Currently there are some cool things you can do in augmented reality, but mostly the experience is still disappointing… and at the end of the day that is ok. The experience will improve and it will improve rapidly. It is not the AR of today that will be changing the world, but the AR of 10 years from now. As we just passed the 10-year anniversary of the iPhone, I think we all know how much things can change in 10 years.
1. Social Rejection
As interesting or cool as AR might become, people will never want to wear a computer on their face. It’s cumbersome, it’s weird, and it’s socially awkward.
Why it’s Legit:
You don’t have to be a rocket scientist to recognize that people may be averse to wearing a headset. Could you seriously imagine someone outside of San Francisco with a $1,000 set of tech-enabled glasses on their face? Have you forgotten Google Glass already?
Why it Can Be Overcome:
Although many people like to point to Glass as an indicator of AR’s eventual failure, I like to look at Glass as an important stepping stone for AR’s eventual success. Yes, a lot of people pushed back against Glass in the moment, but in the process, companies like Snap learned a ton. It’s no secret that Snap is now working on entering the augmented reality fray, and although they did not include AR, their Spectacle glasses were Snap’s first step towards AR. An important feature of Spectacles is that their cameras light up and spin whenever someone is taking a video. This was a direct lesson from the Glass debacle as a main concern with Glass was that people didn’t like being recorded unknowingly.
As Snap, and others, forge their way into AR, the shadow of Glass will be present. They will not be releasing dorky looking glasses, even if that means only releasing consumer sunglasses for the near future.

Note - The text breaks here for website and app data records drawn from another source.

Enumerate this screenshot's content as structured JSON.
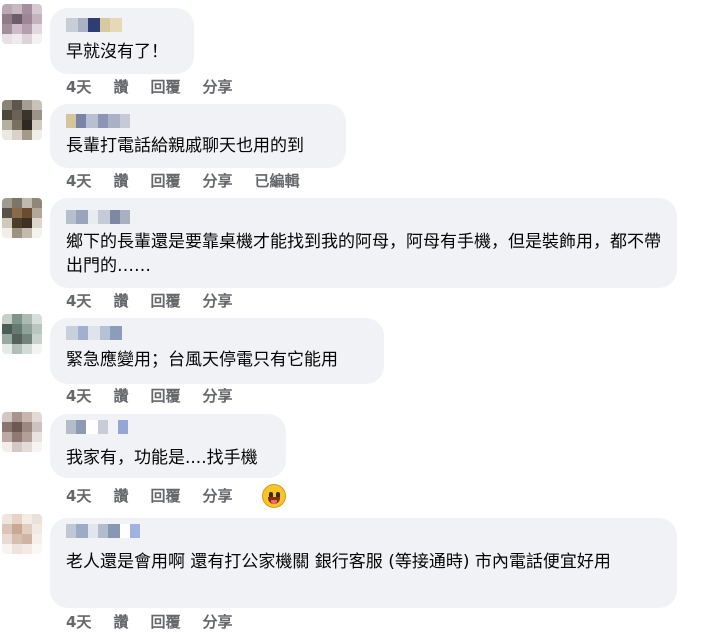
{
  "comments": [
    {
      "text": "早就沒有了！",
      "actions": {
        "time": "4天",
        "like": "讚",
        "reply": "回覆",
        "share": "分享"
      }
    },
    {
      "text": "長輩打電話給親戚聊天也用的到",
      "actions": {
        "time": "4天",
        "like": "讚",
        "reply": "回覆",
        "share": "分享",
        "edited": "已編輯"
      }
    },
    {
      "text": "鄉下的長輩還是要靠桌機才能找到我的阿母，阿母有手機，但是裝飾用，都不帶出門的……",
      "actions": {
        "time": "4天",
        "like": "讚",
        "reply": "回覆",
        "share": "分享"
      }
    },
    {
      "text": "緊急應變用；台風天停電只有它能用",
      "actions": {
        "time": "4天",
        "like": "讚",
        "reply": "回覆",
        "share": "分享"
      }
    },
    {
      "text": "我家有，功能是....找手機",
      "actions": {
        "time": "4天",
        "like": "讚",
        "reply": "回覆",
        "share": "分享"
      },
      "reaction_icon": "grinning-face-icon"
    },
    {
      "text": "老人還是會用啊 還有打公家機關 銀行客服 (等接通時) 市內電話便宜好用",
      "actions": {
        "time": "4天",
        "like": "讚",
        "reply": "回覆",
        "share": "分享"
      }
    }
  ],
  "colors": {
    "bubble_bg": "#f0f2f5",
    "action_text": "#65676b",
    "comment_text": "#050505"
  }
}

Aside from Snap, the other worst kept secret in AR is that Apple wants to eventually be in the mix as well. As we’ve witnessed with phones, tablets, and watches, when Apple does something, it’s all of a sudden cool. It’s Apple’s M.O. to jump in when the technology is a little more developed, so I wouldn’t expect them to release anything soon, but when they do, there’s a good chance smart glasses won’t be dorky anymore. And remember, Apple doesn’t jump into markets unless they think they have the potential to be huge. I’m sure they’re aware that approximately 75% of adults use some sort of vision correction and about 64% wear eyeglasses. A transition from Warby Parker glasses to Apple Glasses doesn’t seem that farfetched.
Regardless of Apple or Snap, the reason I have confidence in AR overcoming social stigma is because AR will eventually be extremely useful. Whether or not it sheds its stigma in everyday settings, AR will be used consistently at work and at home. Would you care if you looked a little goofy if all of a sudden your work productivity went up 10%? Would your boss? Imagine now your job isn’t in an office, but in a manufacturing plant or on a football field where productivity is especially easy to measure.
AR faces a tough road. Nothing will happen overnight and there’s still a chance AR fails,
but when you break it down into individual threats, you can see that most are capable of being overcome.
By Matthew Busel